→ **DIRECTIONS**
Print each entry as it appears. Images stay out of the copy.

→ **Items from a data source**
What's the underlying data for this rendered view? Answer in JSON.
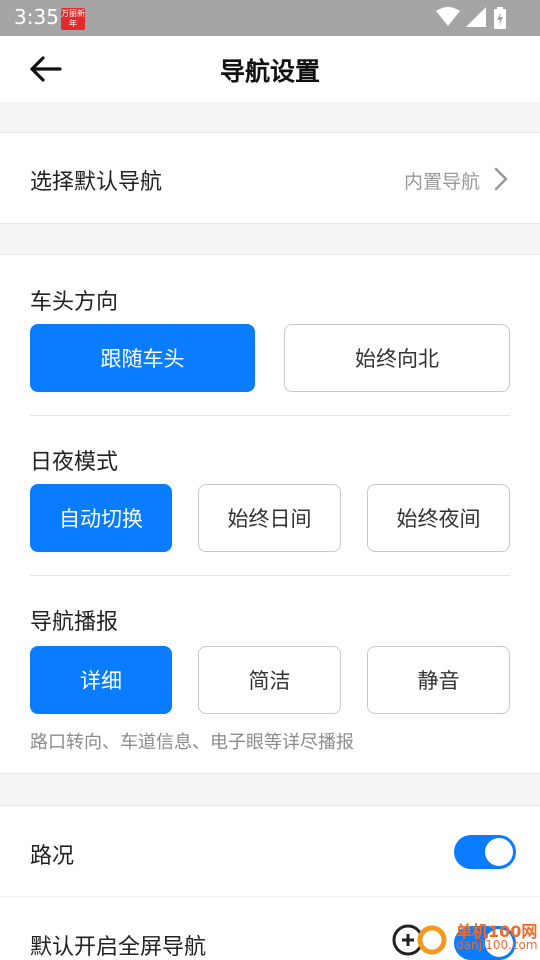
{
  "status_bar": {
    "time": "3:35",
    "app_badge": "万丽新年"
  },
  "header": {
    "title": "导航设置"
  },
  "default_nav": {
    "label": "选择默认导航",
    "value": "内置导航"
  },
  "heading_direction": {
    "title": "车头方向",
    "options": [
      "跟随车头",
      "始终向北"
    ],
    "selected": "跟随车头"
  },
  "day_night": {
    "title": "日夜模式",
    "options": [
      "自动切换",
      "始终日间",
      "始终夜间"
    ],
    "selected": "自动切换"
  },
  "broadcast": {
    "title": "导航播报",
    "options": [
      "详细",
      "简洁",
      "静音"
    ],
    "selected": "详细",
    "hint": "路口转向、车道信息、电子眼等详尽播报"
  },
  "traffic": {
    "label": "路况",
    "enabled": true
  },
  "fullscreen": {
    "label": "默认开启全屏导航",
    "enabled": true
  },
  "watermark": {
    "title": "单机100网",
    "site": "danji100.com"
  },
  "colors": {
    "accent": "#0a7cff",
    "status_bar": "#a5a5a5",
    "badge": "#e32b2b"
  }
}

→ **YOUR SOLUTION**
What's the underlying data for this rendered view? Answer in JSON.
{
  "status_bar": {
    "time": "3:35",
    "app_badge": "万丽新年"
  },
  "header": {
    "title": "导航设置"
  },
  "default_nav": {
    "label": "选择默认导航",
    "value": "内置导航"
  },
  "heading_direction": {
    "title": "车头方向",
    "options": [
      "跟随车头",
      "始终向北"
    ],
    "selected": "跟随车头"
  },
  "day_night": {
    "title": "日夜模式",
    "options": [
      "自动切换",
      "始终日间",
      "始终夜间"
    ],
    "selected": "自动切换"
  },
  "broadcast": {
    "title": "导航播报",
    "options": [
      "详细",
      "简洁",
      "静音"
    ],
    "selected": "详细",
    "hint": "路口转向、车道信息、电子眼等详尽播报"
  },
  "traffic": {
    "label": "路况",
    "enabled": true
  },
  "fullscreen": {
    "label": "默认开启全屏导航",
    "enabled": true
  },
  "watermark": {
    "title": "单机100网",
    "site": "danji100.com"
  },
  "colors": {
    "accent": "#0a7cff",
    "status_bar": "#a5a5a5",
    "badge": "#e32b2b"
  }
}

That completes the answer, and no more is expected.